ACTION ITEM: Scan the records below for the string "this" and return every line where it appears.
** MATERIAL TO PROCESS follows **
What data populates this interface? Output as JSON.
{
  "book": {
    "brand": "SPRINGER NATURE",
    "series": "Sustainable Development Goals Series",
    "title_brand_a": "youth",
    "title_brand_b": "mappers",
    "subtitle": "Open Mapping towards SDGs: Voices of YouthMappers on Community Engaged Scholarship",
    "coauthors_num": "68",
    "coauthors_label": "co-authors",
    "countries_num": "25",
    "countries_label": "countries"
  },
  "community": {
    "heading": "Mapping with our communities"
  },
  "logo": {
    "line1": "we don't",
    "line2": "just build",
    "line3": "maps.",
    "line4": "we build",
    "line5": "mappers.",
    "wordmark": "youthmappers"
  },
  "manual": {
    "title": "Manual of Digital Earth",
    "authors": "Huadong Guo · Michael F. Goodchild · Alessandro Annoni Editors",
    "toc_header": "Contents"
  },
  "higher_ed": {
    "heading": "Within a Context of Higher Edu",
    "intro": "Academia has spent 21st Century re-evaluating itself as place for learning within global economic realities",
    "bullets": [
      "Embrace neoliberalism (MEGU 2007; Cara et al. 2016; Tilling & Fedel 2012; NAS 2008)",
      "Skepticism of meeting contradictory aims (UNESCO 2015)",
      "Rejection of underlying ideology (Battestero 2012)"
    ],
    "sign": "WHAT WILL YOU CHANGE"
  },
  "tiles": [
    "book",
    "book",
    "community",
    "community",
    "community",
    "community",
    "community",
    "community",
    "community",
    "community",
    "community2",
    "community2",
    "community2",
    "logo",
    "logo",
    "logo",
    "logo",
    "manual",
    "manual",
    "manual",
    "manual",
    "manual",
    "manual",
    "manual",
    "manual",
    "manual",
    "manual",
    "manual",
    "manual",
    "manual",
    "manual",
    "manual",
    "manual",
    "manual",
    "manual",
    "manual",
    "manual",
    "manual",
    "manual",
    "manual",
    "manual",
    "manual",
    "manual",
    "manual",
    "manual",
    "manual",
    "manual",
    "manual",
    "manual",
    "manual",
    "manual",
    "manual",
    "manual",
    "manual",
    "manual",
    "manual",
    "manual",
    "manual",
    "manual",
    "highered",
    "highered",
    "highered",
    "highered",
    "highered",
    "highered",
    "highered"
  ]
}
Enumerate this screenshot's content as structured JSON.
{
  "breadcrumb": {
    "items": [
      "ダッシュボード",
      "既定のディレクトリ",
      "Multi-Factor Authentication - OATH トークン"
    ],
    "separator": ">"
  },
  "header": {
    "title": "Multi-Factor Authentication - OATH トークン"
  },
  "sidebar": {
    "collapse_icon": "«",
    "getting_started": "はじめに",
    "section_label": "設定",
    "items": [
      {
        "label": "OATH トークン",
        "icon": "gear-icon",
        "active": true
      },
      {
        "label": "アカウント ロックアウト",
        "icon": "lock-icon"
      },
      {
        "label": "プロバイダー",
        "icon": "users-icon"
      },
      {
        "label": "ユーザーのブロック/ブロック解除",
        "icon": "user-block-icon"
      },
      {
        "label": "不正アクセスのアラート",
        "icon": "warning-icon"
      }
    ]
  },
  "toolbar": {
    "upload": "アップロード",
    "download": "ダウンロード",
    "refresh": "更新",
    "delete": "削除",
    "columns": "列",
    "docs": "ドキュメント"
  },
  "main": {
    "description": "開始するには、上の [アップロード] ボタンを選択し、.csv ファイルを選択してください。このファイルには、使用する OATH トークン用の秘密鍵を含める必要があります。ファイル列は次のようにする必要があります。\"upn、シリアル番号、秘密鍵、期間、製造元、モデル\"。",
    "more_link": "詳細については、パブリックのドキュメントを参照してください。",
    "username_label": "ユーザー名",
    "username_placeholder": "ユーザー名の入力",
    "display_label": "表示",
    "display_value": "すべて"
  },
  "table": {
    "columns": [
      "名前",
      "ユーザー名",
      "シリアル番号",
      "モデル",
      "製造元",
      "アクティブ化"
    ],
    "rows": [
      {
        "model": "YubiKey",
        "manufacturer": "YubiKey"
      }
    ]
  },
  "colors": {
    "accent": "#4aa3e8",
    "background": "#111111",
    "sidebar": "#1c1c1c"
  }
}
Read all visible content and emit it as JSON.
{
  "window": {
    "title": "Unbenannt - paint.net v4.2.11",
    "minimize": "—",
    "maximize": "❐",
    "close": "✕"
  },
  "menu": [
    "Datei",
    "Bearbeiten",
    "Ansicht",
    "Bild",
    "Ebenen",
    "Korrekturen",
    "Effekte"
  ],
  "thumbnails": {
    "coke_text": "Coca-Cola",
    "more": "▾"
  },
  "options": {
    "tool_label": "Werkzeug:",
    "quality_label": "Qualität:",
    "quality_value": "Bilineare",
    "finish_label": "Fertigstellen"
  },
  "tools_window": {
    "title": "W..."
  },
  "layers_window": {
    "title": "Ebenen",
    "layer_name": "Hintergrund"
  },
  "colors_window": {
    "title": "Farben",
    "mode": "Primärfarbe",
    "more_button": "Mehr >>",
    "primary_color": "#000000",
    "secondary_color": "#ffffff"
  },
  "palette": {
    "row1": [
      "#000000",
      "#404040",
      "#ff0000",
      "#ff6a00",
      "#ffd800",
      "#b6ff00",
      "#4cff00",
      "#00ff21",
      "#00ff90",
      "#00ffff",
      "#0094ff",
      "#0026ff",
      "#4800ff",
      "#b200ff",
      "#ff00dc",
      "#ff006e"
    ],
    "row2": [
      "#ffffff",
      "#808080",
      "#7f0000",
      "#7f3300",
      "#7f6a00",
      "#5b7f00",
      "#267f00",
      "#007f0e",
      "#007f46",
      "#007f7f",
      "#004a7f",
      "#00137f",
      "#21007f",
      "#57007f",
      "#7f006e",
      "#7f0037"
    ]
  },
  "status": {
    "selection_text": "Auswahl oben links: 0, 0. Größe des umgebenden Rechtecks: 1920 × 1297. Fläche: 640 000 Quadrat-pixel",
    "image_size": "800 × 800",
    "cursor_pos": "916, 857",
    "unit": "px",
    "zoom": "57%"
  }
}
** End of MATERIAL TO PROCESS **
WRITTEN SOLUTION:
What data populates this interface? Output as JSON.
Enumerate this screenshot's content as structured JSON.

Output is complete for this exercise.